The final conclusions of the inter-ministerial commission are now being presented to Congress. They contain another bodged compromise that will create further confusion and conflict. The key source of division within the commission has been the status of the federal government’s biotechnology technical commission, CTNBio. CTNBio was created in 1996 to rule on all GM products, and is comprised of scientists, NGOs, industry and government representatives.
Environment minister Marina Silva and opponents of GM have demanded that CTNBio have only consultative powers, leaving her ministry free to block GM technology. Agriculture minister Roberto Rodrigues has argued that CTNBio should have the last word. In an attempt to compromise, it has been announced that if CTNBio approves a GM crop it will have only consultative authority – but if it opposes GM, that will be the final word. In addition, the number of NGOs in CTNBio has been increased from three to eight, a move welcomed by environmental NGOs who oppose GM technology (11).
When it comes to GM, the Brazilian government seems to have turned cautious pragmatism into official policy. This is a recipe for conflict and confusion – and an obstacle to future social and technological advances.
John Conroy is a television Producer/Director and a Journalist.
(1) Globo Television Lunchtime News, 25 September 2003
(2) See Medida Provisória 131
(3) ‘Gabeira says farewell with an attack on Lula’, O Estado de São Paulo, 15 October 2003
(4) President of Embrapa criticises transgenetics, O Estado do Paraná, 05 October 2003
(5) Brazil agrees to grow GM crops, John Vidal, Guardian, 26 September 2003
(6) ‘USDA predicts smaller Soya harvest in USA’, Agricola, O Estado de São Paulo, 15 October 2003; and ‘GM leads to fall in productivity in USA’, Folha de São Paulo, 05 October 2003

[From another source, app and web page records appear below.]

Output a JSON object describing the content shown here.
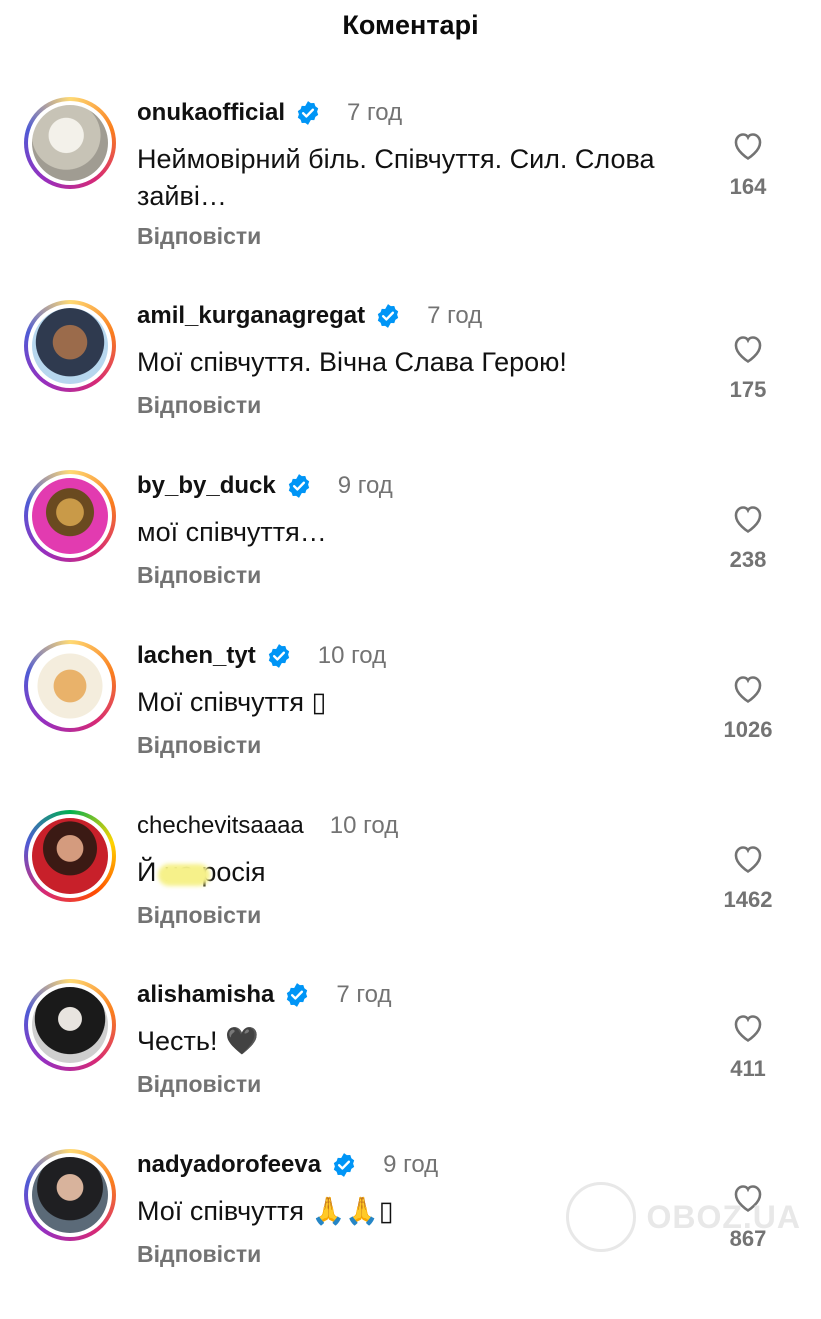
{
  "header": {
    "title": "Коментарі"
  },
  "reply_label": "Відповісти",
  "comments": [
    {
      "username": "onukaofficial",
      "verified": true,
      "time": "7 год",
      "text": "Неймовірний біль. Співчуття. Сил. Слова зайві…",
      "likes": "164",
      "avatar_color": "#d9d9d4"
    },
    {
      "username": "amil_kurganagregat",
      "verified": true,
      "time": "7 год",
      "text": "Мої співчуття. Вічна Слава Герою!",
      "likes": "175",
      "avatar_color": "#b7d7ee"
    },
    {
      "username": "by_by_duck",
      "verified": true,
      "time": "9 год",
      "text": "мої співчуття…",
      "likes": "238",
      "avatar_color": "#e23bb0"
    },
    {
      "username": "lachen_tyt",
      "verified": true,
      "time": "10 год",
      "text": "Мої співчуття ▯",
      "likes": "1026",
      "avatar_color": "#f0d9b5"
    },
    {
      "username": "chechevitsaaaa",
      "verified": false,
      "time": "10 год",
      "text": "Й    на росія",
      "likes": "1462",
      "avatar_color": "#7a1d1d"
    },
    {
      "username": "alishamisha",
      "verified": true,
      "time": "7 год",
      "text": "Честь! 🖤",
      "likes": "411",
      "avatar_color": "#2b2b2b"
    },
    {
      "username": "nadyadorofeeva",
      "verified": true,
      "time": "9 год",
      "text": "Мої співчуття 🙏🙏▯",
      "likes": "867",
      "avatar_color": "#3c4652"
    }
  ],
  "watermark": "OBOZ.UA",
  "colors": {
    "secondary": "#737373",
    "verified": "#0095f6"
  }
}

(7) Genetically Engineered Crops for Pest Management in U.S. Agriculture, Jorge Fernandez-Cornejo and William McBride, with contributions from Cassandra Klotz-Ingram, Sharon Jans, and Nora Brooks, Agricultural Economics Report No. 786. 28 pp, May 2000; and
‘About turn in the country’, Vladimir Brandão, Globo Rural, N.216, October 2003; and MP 131 intensifies sales of GM seeds, Agência Folha, 20 October 2003
(8) ‘The Landless Movement plants and sells GMOs’, O Pais, O Globo, 13 March 2003
(9) Piaui wishes to be declared a GM crop free zone, 27 October 2003; and ‘Parana finds GM Soya in 14 containers’, O Globo, 25 October 2003
(10) The planting of GM Soya is prohibited in Mato Grosso, O Estado de São Paulo, 29 October 2003
(11) Law proposal defines the CTNBio powers, 27 October 2003; and Marina Silva wins with the new biosafety law, Folha de São Paulo, 29 October 2003
To enquire about republishing spiked’s content, a right to reply or to request a correction, please contact the managing editor, Viv Regan.